Members of the Committee on Bible Translation explain how accuracy is directly tied to meaning in translation work and offer insig. Formal equivalence, aimed at achieving equivalence as exact as possible, is the only legitimate goal in translation, and rough equivalence commonly mis- represents the text, causing interpretation problems.

Translation of idioms is very different from paraphrasing common to dynamic equivalence. Dynamic Equivalence responds to a key challenge of our time, and, indeed, of much of the history of the Church: how to speak the Word of Life in human words.

Pecklers succinctly maps the struggles that have accompanied the Church's liturgical proclamation and celebration of Price: $ Narrative Analysis: ' Dynamic Equivalence ' Words | 6 Pages. Dynamic Equivalence Nida first introduced the term “dynamic equivalence” in the eighth chapter of his book Toward a Science of Translating (Nida, ), in a section with the heading “Two Basic Orientation in.

Later in the same period, the code model of communication on which dynamic equivalence was based was challenged by the inference model of relevance theory. All this theoretical writing and postulating has been paralleled by or related to developments in the world of general translation theory and science.

Some versions follow the formal equivalence (word-for-word) translation method, which is preferred by study groups, while other versions provide a dynamic equivalence (thought-for-thought) translation for reading purposes. The NCB, a formal equivalence translation with a 7th grade reading level, is both highly readable and accurate.

The Dynamic Equivalence principle leads to a more accessible, readable, enjoyable text But it is not the best choice for careful textual study.

Anyone who regularly reads the NIV would be well advised to also read one or more of the more literal translations to give a clearer picture of what the Holy Spirit inspired the original authors to write.

The Limits of Dynamic Equivalence in Bible Translation which a translation is intended have priority over forms that may be traditionally more prestigious.2 Dynamic equivalence displays its triumph in the publishing houses, in the continuing parade of File Size: KB.
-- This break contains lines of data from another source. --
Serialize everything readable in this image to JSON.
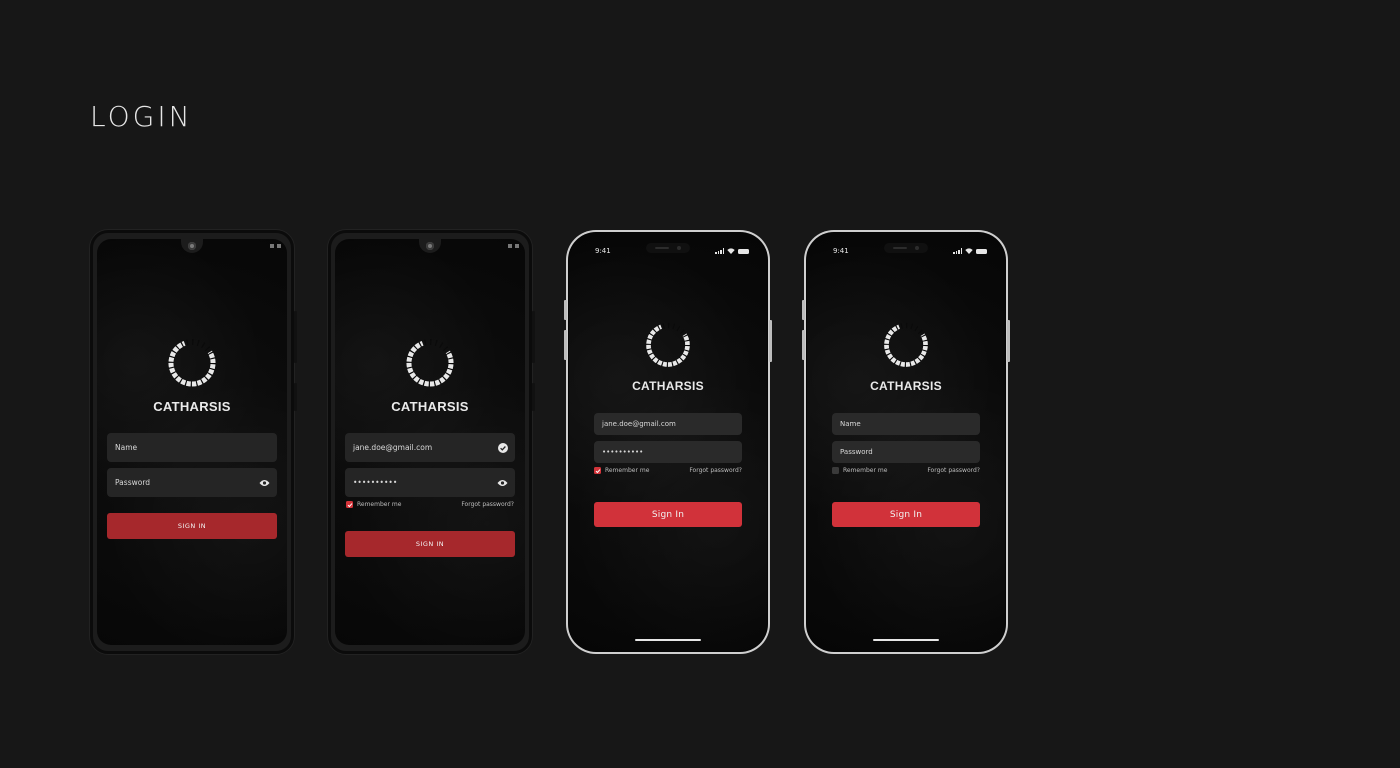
{
  "page": {
    "title": "LOGIN"
  },
  "brand": "CATHARSIS",
  "colors": {
    "accent": "#d1323a",
    "android_button": "#a6282c",
    "background": "#171717"
  },
  "screens": [
    {
      "platform": "android",
      "fields": [
        {
          "value": "Name",
          "icon": ""
        },
        {
          "value": "Password",
          "icon": "eye-icon"
        }
      ],
      "button": "SIGN IN"
    },
    {
      "platform": "android",
      "fields": [
        {
          "value": "jane.doe@gmail.com",
          "icon": "check-circle-icon"
        },
        {
          "value": "••••••••••",
          "icon": "eye-icon"
        }
      ],
      "remember": {
        "label": "Remember me",
        "checked": true
      },
      "forgot": "Forgot password?",
      "button": "SIGN IN"
    },
    {
      "platform": "ios",
      "time": "9:41",
      "fields": [
        {
          "value": "jane.doe@gmail.com"
        },
        {
          "value": "••••••••••"
        }
      ],
      "remember": {
        "label": "Remember me",
        "checked": true
      },
      "forgot": "Forgot password?",
      "button": "Sign In"
    },
    {
      "platform": "ios",
      "time": "9:41",
      "fields": [
        {
          "value": "Name"
        },
        {
          "value": "Password"
        }
      ],
      "remember": {
        "label": "Remember me",
        "checked": false
      },
      "forgot": "Forgot password?",
      "button": "Sign In"
    }
  ]
}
then dynamic equivalence may be applied to adaptations of different types of text, such as book to film adaptations. Film adaptations are popular, largely because the story has already written. Eugene Nida, the father of the "dynamic equivalence" Bible translation philosophy, has passed away at age His work and ideas had a lasting influence on many of the Bibles on our bookshelves—and on the way that scholars today approach the task of translating Scripture.

Dynamic equivalence could apply to all textual translations, not just Bible translation. If this is the case, then dynamic equivalence may be applied to adaptations of different types of text, such as book to film : Sarah Welch.Eugene Nida, the father of the “dynamic equivalence” Bible translation philosophy, has passed away at age His work and ideas had a lasting influence on many of the Bibles on our bookshelves—and on the way that scholars today approach the task of translating Scripture.

Paul Helm over at Helm's Deep offers a thoughtful but (in my opinion) problematic post on Dynamic Equivalence. And since comments are turned off over there, I write these thoughts here: 1) I would suggest that Paul Helm has fallen into the same trap that many have in terms of the label Dynamic Equivalence in.